Solar and wind innovations follow a learning curve: manufacturing efficiencies, R&D, and technological improvements have driven the year-on-year price declines. Fossil fuels, in comparison, do not enjoy the same learning effect. There is little room for improving the efficiency of coal power plants substantially; they are already at the top of their S-curve.
The chart above illustrates the significant improvement in silicon solar panel manufacturing and installation costs. The levelised costs of energy for solar photovoltaics have fallen by a huge 85% since 2010. Future innovations also present the opportunity to increase the efficiency of solar cells further. Traditional silicon cells have up to a 22% conversion efficiency, but perovskite solar cells (a relatively new innovation) offer a conversion efficiency of up to 30% and are potentially cheaper to manufacture, which would further enhance the S-curve adoption of solar.
Electricity generation mix
Thermal coal is still a significant part of the world’s energy mix. However, when we look at Europe’s adoption of renewables, perhaps we are beginning to see the beginnings of S-curves.
Europe is a leading region in addressing climate risk and has ambitions to be the world’s first net-zero continent. If this happens, and the world follows suit, then fossil fuels will be on the other side of the S-curve – the incumbents being disrupted, finding it difficult to adapt.
So how do these innovations and adoption rates affect us as investors, and how do we incorporate them into portfolio construction?
As investors, we need to recognise and acknowledge that the speed of disruption can be very fast.
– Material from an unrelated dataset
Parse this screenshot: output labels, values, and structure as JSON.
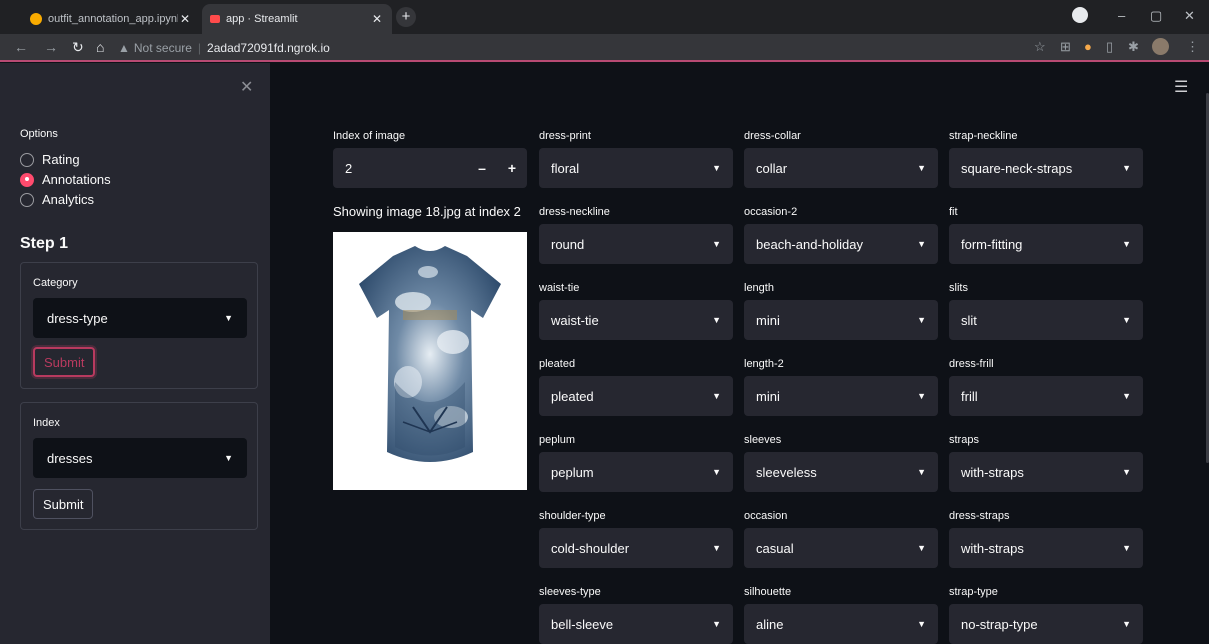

Arguments can be made that the S-curve for renewables may be slower than for other innovations by virtue of construction lead times and the need for battery storage innovations to establish their own S-curves. However, having an objective to decarbonise a portfolio is one way to build in a degree of risk mitigation from the disruption and stranded assets.
We also need to recognise that climate-change disruption risk will not end at energy generation and transmission. Its effects are likely to go far beyond this into other sectors such as transportation, food production and construction.
An important question to ask is: do we have a mechanism to recognise these risks and act? One prudent risk-mitigation tool, in our view, is to have a forward-looking temperature-alignment metric, scoring companies in all sectors on their pathway alignment to net zero. This tool helps us to identify potential disruption risk earlier so that remedial action can be taken.
 To make comparisons on a consistent basis, energy prices are expressed in ‘levelised costs of energy’ (LCOE). LCOE captures the cost of building the power plant itself as well as the ongoing costs for fuel and operating the power plant over its lifetime.